The Sparrow that neglects his life for love,
The household bird, with the red stomacher;
Thou maks't the black bird speed as soon,
As doth the Goldfinch, or the Halycon;
The husband cock looks out, and straight is sped,
And meets his wife, which brings her feather-bed.
This day more cheerfully than ever shine,
This day, which might enflame thy self, old Valentine.

Till now, thou warmd'st with mutiplying loves
Two larks, two sparrows, or two doves,
All that is nothing unto this,
For thou this day couplest two Phoenixes;
Thou mak'st a Taper see
What the sun never saw, and what the Ark
(Which was of fowls, and beasts, the cage and park,)
Did not contain, one bed contains, through thee,
Two Phoenixes, whose joined breasts
Are unto one another mutual nests,
Where motion kindles such fires, as shall give
Young Phoenixes, and yet the old shall love.
Whose love and courage never shall decline,
But make the whole year through, thy day, O Valentine....


from John Donne, "An Epithalamion, Or Marriage Song, On the Lady Elizabeth and Count Palatine Being Married on St. Valentine's Day"

Comments

( 3 comments — Leave a comment )
whswhs
Feb. 14th, 2017 04:16 pm (UTC)
That's unusually cheerful for Donne; at first glance I thought "Robert Herrick." My own favorite of Donne's poems is quite appropriate for the day, though, actually:

. . . Our two souls, therefore, which are one,
Though I must go, endure not yet
A breach, but an expansion
Like gold to airy thinness beat.

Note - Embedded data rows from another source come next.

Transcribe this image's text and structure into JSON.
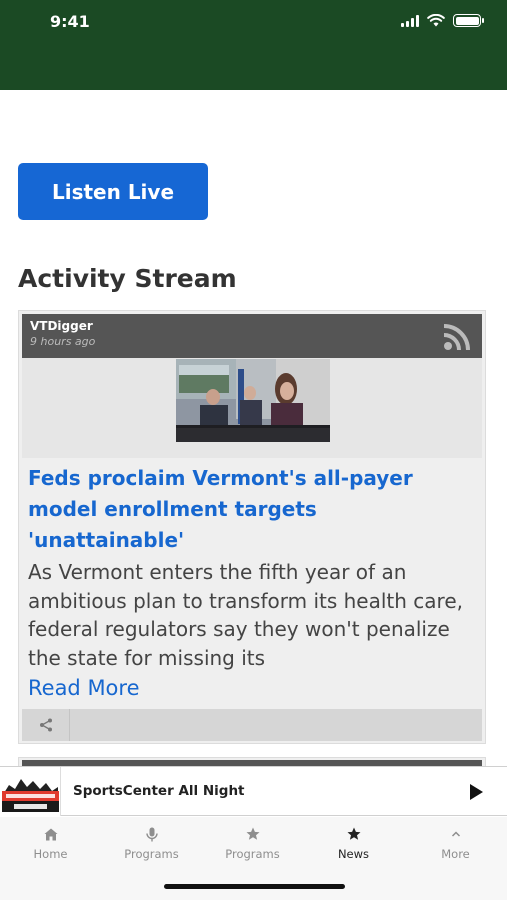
{
  "status_bar": {
    "time": "9:41",
    "background": "#1b4a24"
  },
  "listen_button": {
    "label": "Listen Live",
    "color": "#1667d4"
  },
  "section_title": "Activity Stream",
  "card": {
    "source": "VTDigger",
    "time_ago": "9 hours ago",
    "header_icon": "rss-icon",
    "title": "Feds proclaim Vermont's all-payer model enrollment targets 'unattainable'",
    "excerpt": "As Vermont enters the fifth year of an ambitious plan to transform its health care, federal regulators say they won't penalize the state for missing its",
    "read_more": "Read More",
    "footer_icon": "share-icon",
    "link_color": "#1767cf"
  },
  "now_playing": {
    "title": "SportsCenter All Night",
    "control_icon": "play-icon"
  },
  "tabs": [
    {
      "label": "Home",
      "icon": "home-icon"
    },
    {
      "label": "Programs",
      "icon": "microphone-icon"
    },
    {
      "label": "Programs",
      "icon": "star-icon"
    },
    {
      "label": "News",
      "icon": "star-icon",
      "active": true
    },
    {
      "label": "More",
      "icon": "chevron-up-icon"
    }
  ]
}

If they be two, they are two so
As stiff twin compasses are two:
The soul, the fixed foot, makes no show
To move, but doth, if th'other do.

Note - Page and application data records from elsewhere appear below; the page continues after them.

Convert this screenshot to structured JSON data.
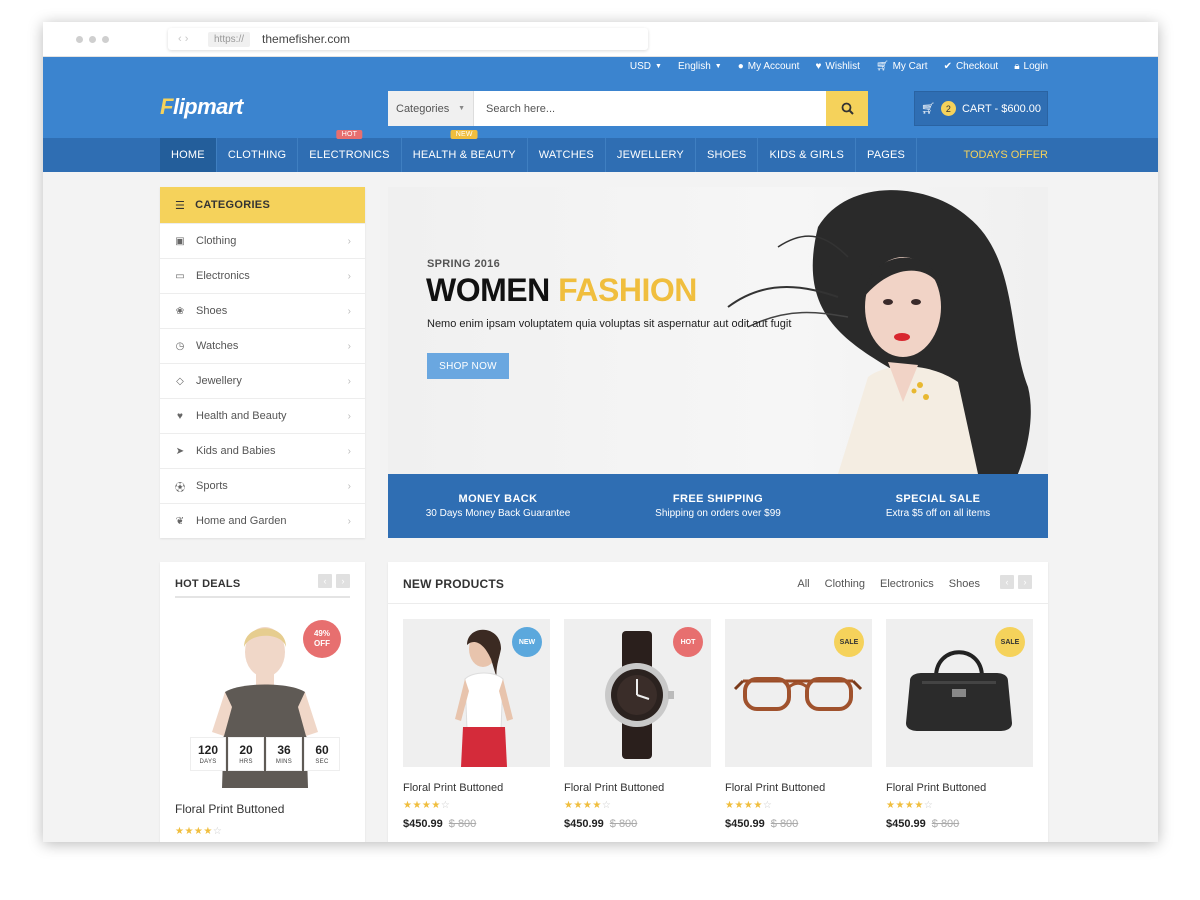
{
  "browser": {
    "protocol": "https://",
    "domain": "themefisher.com"
  },
  "topbar": {
    "currency": "USD",
    "language": "English",
    "account": "My Account",
    "wishlist": "Wishlist",
    "cart": "My Cart",
    "checkout": "Checkout",
    "login": "Login"
  },
  "logo": {
    "mark": "F",
    "text": "lipmart"
  },
  "search": {
    "category": "Categories",
    "placeholder": "Search here..."
  },
  "cart": {
    "count": "2",
    "label": "CART - $600.00"
  },
  "nav": {
    "items": [
      {
        "label": "HOME"
      },
      {
        "label": "CLOTHING"
      },
      {
        "label": "ELECTRONICS",
        "badge": "HOT"
      },
      {
        "label": "HEALTH & BEAUTY",
        "badge": "NEW"
      },
      {
        "label": "WATCHES"
      },
      {
        "label": "JEWELLERY"
      },
      {
        "label": "SHOES"
      },
      {
        "label": "KIDS & GIRLS"
      },
      {
        "label": "PAGES"
      }
    ],
    "offer": "TODAYS OFFER"
  },
  "categories": {
    "title": "CATEGORIES",
    "items": [
      {
        "label": "Clothing",
        "icon": "shopping-bag-icon"
      },
      {
        "label": "Electronics",
        "icon": "laptop-icon"
      },
      {
        "label": "Shoes",
        "icon": "paw-icon"
      },
      {
        "label": "Watches",
        "icon": "clock-icon"
      },
      {
        "label": "Jewellery",
        "icon": "diamond-icon"
      },
      {
        "label": "Health and Beauty",
        "icon": "heartbeat-icon"
      },
      {
        "label": "Kids and Babies",
        "icon": "paper-plane-icon"
      },
      {
        "label": "Sports",
        "icon": "soccer-ball-icon"
      },
      {
        "label": "Home and Garden",
        "icon": "leaf-icon"
      }
    ]
  },
  "banner": {
    "kicker": "SPRING 2016",
    "title_a": "WOMEN",
    "title_b": "FASHION",
    "subtitle": "Nemo enim ipsam voluptatem quia voluptas sit aspernatur aut odit aut fugit",
    "button": "SHOP NOW"
  },
  "features": [
    {
      "title": "MONEY BACK",
      "sub": "30 Days Money Back Guarantee"
    },
    {
      "title": "FREE SHIPPING",
      "sub": "Shipping on orders over $99"
    },
    {
      "title": "SPECIAL SALE",
      "sub": "Extra $5 off on all items"
    }
  ],
  "hot_deals": {
    "title": "HOT DEALS",
    "discount_pct": "49%",
    "discount_word": "OFF",
    "countdown": [
      {
        "value": "120",
        "unit": "DAYS"
      },
      {
        "value": "20",
        "unit": "HRS"
      },
      {
        "value": "36",
        "unit": "MINS"
      },
      {
        "value": "60",
        "unit": "SEC"
      }
    ],
    "product_name": "Floral Print Buttoned",
    "rating": 4
  },
  "new_products": {
    "title": "NEW PRODUCTS",
    "filters": [
      "All",
      "Clothing",
      "Electronics",
      "Shoes"
    ],
    "items": [
      {
        "name": "Floral Print Buttoned",
        "badge": "NEW",
        "price": "$450.99",
        "old_price": "$ 800",
        "rating": 4
      },
      {
        "name": "Floral Print Buttoned",
        "badge": "HOT",
        "price": "$450.99",
        "old_price": "$ 800",
        "rating": 4
      },
      {
        "name": "Floral Print Buttoned",
        "badge": "SALE",
        "price": "$450.99",
        "old_price": "$ 800",
        "rating": 4
      },
      {
        "name": "Floral Print Buttoned",
        "badge": "SALE",
        "price": "$450.99",
        "old_price": "$ 800",
        "rating": 4
      }
    ]
  },
  "colors": {
    "primary": "#3b84cf",
    "nav": "#2f6eb3",
    "accent": "#f5d25b",
    "hot": "#e76f6f",
    "new": "#5ba8dd",
    "sale": "#f5d25b"
  }
}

And though it in the center sit,
Yet while the other far doth roam
It leans, and harkens after it,
And grows erect as that comes home.

So wilt thou be to me, who must,
Like th'other foot, obliquely run:
Thy firmness makes my circles just,
And makes me end where I begun.

from John Donne, "A Valediction: Forbidding Mourning"

(I like the little bawdy joke in the midst of a discourse on spiritual oneness with one's true love. . . .)
jan_u_wine
Feb. 15th, 2017 01:31 pm (UTC)
oh that's so lovely! (nice choice: True Love Ways by Mr. Holly...My Morning Jacket also did a lovely, lovely version for "Rave On", with that beautiful, love-triumphant and quiet solo bridge)

My favorite bit of romantic poetry is (predictably) Shakespeare, Sonnet 116. While it is very romantic, yet it feels mature, not giddy....and yet.....giddy still. Like a perhaps perfect love should be.
greenhoodloxley
Feb. 16th, 2017 05:59 am (UTC)
<3 <3 <3
( 3 comments — Leave a comment )